------ Excerpted records ------

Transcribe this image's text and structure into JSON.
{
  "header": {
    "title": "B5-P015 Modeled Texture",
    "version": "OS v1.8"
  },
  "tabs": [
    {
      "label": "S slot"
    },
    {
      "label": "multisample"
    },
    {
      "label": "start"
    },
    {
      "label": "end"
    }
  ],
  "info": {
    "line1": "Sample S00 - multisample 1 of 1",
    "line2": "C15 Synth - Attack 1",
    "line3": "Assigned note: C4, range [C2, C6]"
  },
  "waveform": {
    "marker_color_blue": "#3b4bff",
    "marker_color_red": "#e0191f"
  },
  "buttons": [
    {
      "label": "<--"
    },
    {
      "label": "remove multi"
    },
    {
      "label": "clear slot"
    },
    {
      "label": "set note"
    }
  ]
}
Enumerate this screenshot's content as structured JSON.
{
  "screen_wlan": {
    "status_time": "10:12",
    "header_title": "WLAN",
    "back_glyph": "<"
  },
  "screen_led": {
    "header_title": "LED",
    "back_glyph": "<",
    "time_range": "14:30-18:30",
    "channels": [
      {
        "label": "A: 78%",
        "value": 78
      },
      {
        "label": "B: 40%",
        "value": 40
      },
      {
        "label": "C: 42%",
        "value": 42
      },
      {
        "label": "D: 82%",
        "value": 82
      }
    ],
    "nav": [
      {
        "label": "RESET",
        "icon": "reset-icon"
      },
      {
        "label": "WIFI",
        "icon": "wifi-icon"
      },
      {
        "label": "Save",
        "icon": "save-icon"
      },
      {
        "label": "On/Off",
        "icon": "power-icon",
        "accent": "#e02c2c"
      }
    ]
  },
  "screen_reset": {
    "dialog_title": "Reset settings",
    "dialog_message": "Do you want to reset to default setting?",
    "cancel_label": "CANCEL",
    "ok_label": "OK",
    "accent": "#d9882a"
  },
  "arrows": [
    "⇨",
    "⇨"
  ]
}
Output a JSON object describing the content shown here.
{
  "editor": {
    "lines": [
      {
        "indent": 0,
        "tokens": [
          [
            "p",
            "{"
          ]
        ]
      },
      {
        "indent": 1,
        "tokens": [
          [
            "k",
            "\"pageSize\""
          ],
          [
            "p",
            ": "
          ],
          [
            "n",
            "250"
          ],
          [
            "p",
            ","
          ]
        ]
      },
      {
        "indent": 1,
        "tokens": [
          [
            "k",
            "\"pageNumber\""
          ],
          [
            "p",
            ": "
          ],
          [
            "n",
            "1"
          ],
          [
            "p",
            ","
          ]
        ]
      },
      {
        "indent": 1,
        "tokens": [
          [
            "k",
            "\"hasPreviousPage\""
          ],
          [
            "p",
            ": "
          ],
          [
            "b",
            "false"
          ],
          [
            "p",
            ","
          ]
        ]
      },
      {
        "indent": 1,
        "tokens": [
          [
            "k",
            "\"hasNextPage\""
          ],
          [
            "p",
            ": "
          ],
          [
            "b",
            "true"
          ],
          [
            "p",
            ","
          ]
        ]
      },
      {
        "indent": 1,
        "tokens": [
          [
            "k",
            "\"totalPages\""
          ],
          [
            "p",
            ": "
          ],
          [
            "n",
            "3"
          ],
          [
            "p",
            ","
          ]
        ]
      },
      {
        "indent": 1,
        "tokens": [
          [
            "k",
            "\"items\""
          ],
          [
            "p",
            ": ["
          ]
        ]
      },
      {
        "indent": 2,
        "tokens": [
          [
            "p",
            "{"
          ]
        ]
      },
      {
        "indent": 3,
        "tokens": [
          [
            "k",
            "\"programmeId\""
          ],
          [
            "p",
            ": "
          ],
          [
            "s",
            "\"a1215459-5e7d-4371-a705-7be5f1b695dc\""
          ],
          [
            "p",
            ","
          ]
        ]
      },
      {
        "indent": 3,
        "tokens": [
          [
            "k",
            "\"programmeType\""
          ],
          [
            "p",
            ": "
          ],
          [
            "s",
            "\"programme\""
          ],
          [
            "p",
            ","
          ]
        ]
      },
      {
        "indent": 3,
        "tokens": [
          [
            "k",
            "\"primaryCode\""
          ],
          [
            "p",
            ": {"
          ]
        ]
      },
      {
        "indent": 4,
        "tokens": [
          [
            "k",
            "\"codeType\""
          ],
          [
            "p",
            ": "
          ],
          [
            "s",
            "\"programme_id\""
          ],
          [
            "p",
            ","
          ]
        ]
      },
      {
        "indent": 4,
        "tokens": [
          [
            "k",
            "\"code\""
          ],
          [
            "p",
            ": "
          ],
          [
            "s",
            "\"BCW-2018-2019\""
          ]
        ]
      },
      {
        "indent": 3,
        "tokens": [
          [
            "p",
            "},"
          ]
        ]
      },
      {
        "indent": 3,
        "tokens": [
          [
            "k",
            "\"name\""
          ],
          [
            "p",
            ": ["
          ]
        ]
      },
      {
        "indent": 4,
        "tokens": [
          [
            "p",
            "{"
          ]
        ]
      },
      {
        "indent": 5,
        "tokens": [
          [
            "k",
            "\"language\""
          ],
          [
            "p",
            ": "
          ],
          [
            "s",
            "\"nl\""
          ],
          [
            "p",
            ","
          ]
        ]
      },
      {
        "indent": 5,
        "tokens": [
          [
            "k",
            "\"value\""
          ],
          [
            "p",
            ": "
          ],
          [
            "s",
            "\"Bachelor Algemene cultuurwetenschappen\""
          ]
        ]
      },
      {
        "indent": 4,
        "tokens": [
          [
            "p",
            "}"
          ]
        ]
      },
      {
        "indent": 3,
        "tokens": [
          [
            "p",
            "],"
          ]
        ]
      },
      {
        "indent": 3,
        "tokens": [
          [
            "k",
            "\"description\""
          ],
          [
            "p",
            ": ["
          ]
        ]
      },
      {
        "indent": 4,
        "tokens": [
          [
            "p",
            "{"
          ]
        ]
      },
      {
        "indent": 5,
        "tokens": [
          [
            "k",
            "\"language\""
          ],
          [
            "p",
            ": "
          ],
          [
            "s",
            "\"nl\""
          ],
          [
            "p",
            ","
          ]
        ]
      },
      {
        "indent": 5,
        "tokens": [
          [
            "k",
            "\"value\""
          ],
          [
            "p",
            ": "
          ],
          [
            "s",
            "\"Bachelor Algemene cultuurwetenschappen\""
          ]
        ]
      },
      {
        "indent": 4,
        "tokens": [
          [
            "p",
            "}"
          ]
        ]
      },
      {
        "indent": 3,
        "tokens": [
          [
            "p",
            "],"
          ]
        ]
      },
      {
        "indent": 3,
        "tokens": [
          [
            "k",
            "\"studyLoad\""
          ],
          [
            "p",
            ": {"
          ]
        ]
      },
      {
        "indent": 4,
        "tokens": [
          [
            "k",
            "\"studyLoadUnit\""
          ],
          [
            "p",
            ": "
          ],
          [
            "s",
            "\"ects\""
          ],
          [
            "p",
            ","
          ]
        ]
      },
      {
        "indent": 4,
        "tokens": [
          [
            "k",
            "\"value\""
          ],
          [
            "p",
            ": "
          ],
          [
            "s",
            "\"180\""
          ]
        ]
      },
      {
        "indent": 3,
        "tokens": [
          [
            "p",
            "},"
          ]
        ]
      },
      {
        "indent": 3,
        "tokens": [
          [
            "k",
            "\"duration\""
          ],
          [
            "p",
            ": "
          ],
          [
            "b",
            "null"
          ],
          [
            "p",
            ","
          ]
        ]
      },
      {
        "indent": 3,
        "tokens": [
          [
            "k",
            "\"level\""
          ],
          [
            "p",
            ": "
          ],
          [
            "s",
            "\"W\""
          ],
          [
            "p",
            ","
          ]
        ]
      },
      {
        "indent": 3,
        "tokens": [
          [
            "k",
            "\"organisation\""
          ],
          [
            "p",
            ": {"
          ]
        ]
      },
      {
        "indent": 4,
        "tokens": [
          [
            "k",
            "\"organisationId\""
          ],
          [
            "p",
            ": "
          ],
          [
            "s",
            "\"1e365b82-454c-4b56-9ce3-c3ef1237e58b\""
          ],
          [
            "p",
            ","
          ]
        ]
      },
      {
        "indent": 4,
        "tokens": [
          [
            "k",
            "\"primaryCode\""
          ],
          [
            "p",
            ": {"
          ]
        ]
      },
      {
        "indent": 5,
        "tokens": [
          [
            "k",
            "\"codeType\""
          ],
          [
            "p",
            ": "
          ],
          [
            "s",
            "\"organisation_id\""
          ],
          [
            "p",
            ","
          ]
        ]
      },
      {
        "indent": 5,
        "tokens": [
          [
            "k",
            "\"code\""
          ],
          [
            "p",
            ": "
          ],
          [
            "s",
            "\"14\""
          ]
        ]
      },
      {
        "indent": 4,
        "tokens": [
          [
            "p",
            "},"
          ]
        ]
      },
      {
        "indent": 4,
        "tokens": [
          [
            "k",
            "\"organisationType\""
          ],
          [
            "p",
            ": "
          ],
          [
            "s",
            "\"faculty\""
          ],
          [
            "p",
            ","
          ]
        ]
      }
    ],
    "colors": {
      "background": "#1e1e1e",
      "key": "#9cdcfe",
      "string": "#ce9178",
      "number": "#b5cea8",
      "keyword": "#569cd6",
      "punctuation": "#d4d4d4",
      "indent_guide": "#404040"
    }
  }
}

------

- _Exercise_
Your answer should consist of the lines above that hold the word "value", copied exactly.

- _Exercise response_
        "value": 78
        "value": 40
        "value": 42
        "value": 82
            "\"value\""
            "\"value\""
            "\"value\""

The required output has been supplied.